Items from a data source:
____________________

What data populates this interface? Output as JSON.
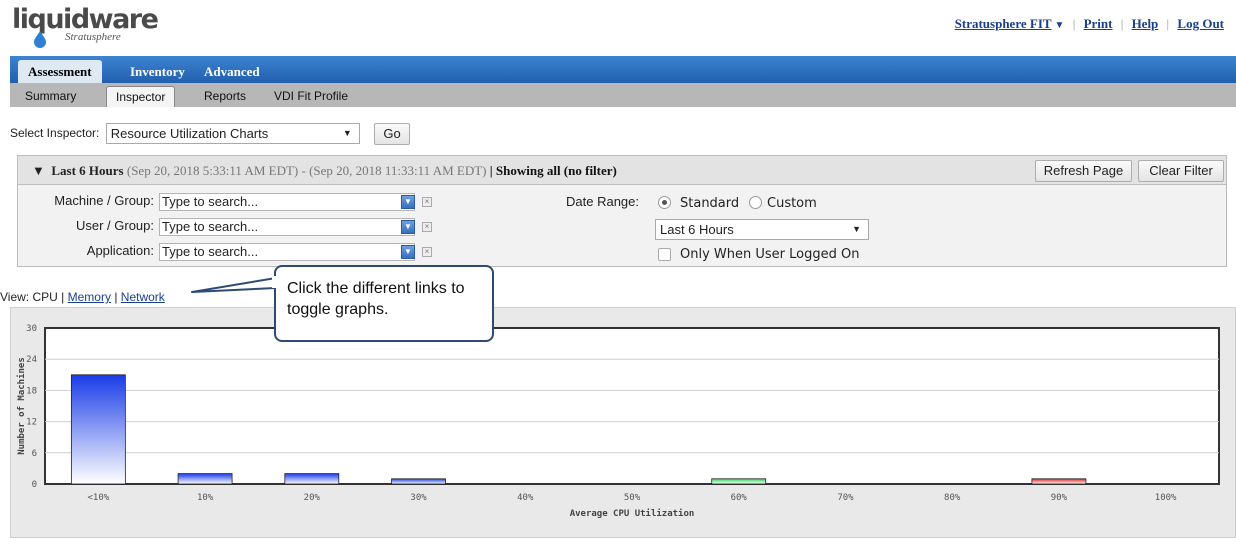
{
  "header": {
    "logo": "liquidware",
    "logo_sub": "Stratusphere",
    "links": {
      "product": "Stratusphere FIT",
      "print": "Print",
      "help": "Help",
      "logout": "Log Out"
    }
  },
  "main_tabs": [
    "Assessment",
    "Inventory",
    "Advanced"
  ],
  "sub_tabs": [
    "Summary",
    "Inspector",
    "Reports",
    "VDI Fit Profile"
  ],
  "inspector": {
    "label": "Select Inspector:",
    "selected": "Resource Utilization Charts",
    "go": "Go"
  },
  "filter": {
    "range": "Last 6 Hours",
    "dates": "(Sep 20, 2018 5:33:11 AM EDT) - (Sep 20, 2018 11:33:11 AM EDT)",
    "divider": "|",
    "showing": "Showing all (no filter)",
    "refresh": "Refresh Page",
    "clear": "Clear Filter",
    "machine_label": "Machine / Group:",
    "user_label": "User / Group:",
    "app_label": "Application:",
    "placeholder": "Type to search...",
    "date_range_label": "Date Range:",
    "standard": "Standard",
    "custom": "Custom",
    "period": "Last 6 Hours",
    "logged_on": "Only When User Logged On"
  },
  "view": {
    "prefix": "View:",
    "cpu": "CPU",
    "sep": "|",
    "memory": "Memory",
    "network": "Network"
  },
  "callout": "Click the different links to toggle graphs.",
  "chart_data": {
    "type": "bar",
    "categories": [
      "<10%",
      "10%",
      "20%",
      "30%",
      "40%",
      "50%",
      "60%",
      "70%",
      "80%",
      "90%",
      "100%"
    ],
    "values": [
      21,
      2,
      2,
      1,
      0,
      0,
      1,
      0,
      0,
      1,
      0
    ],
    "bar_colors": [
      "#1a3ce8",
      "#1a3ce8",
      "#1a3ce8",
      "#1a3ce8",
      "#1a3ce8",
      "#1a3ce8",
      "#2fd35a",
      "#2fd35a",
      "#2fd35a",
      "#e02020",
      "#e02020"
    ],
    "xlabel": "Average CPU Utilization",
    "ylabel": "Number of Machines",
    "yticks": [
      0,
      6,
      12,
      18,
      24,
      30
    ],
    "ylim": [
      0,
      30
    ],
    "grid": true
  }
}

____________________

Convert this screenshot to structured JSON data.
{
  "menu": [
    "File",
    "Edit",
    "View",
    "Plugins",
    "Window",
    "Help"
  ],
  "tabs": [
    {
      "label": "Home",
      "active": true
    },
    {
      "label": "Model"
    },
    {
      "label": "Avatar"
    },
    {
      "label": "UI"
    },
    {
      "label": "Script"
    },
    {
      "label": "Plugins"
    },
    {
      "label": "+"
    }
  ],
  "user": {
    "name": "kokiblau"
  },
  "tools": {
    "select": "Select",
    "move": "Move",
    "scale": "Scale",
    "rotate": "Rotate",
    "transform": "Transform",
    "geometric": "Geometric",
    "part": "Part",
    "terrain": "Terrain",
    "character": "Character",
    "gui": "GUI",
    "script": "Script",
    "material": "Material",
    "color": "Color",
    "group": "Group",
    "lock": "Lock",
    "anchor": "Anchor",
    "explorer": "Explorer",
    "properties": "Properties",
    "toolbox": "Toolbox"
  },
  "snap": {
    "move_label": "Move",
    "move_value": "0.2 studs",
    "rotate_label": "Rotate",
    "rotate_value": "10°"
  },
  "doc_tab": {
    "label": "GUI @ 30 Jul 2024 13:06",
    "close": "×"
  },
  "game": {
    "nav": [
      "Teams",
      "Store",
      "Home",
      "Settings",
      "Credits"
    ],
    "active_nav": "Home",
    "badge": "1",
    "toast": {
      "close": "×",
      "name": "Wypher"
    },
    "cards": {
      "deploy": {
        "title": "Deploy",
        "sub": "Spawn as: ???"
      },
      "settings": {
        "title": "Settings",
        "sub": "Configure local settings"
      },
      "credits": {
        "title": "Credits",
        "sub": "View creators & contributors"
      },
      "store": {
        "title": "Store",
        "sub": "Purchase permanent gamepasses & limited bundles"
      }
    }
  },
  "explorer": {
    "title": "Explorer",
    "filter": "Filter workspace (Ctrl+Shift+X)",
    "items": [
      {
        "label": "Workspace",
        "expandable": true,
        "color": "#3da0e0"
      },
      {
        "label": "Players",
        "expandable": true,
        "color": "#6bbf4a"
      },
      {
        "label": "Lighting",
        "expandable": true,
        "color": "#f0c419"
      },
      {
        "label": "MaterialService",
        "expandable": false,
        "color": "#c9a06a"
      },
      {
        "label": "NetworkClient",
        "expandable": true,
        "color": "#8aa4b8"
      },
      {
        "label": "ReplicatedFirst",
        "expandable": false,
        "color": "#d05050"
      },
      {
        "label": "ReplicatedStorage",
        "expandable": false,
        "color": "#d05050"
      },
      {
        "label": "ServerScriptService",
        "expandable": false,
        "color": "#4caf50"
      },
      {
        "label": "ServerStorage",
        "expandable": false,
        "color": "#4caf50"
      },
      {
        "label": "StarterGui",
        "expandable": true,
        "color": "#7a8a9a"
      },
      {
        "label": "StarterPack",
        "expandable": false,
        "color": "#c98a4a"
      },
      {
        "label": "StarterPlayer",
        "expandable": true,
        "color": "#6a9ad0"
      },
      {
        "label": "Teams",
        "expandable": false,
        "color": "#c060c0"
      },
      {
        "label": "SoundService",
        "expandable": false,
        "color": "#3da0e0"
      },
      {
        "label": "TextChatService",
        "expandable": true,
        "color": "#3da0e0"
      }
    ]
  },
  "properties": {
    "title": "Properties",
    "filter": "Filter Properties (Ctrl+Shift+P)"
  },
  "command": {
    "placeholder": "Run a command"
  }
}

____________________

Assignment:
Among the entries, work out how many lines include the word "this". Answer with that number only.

Your solution:
2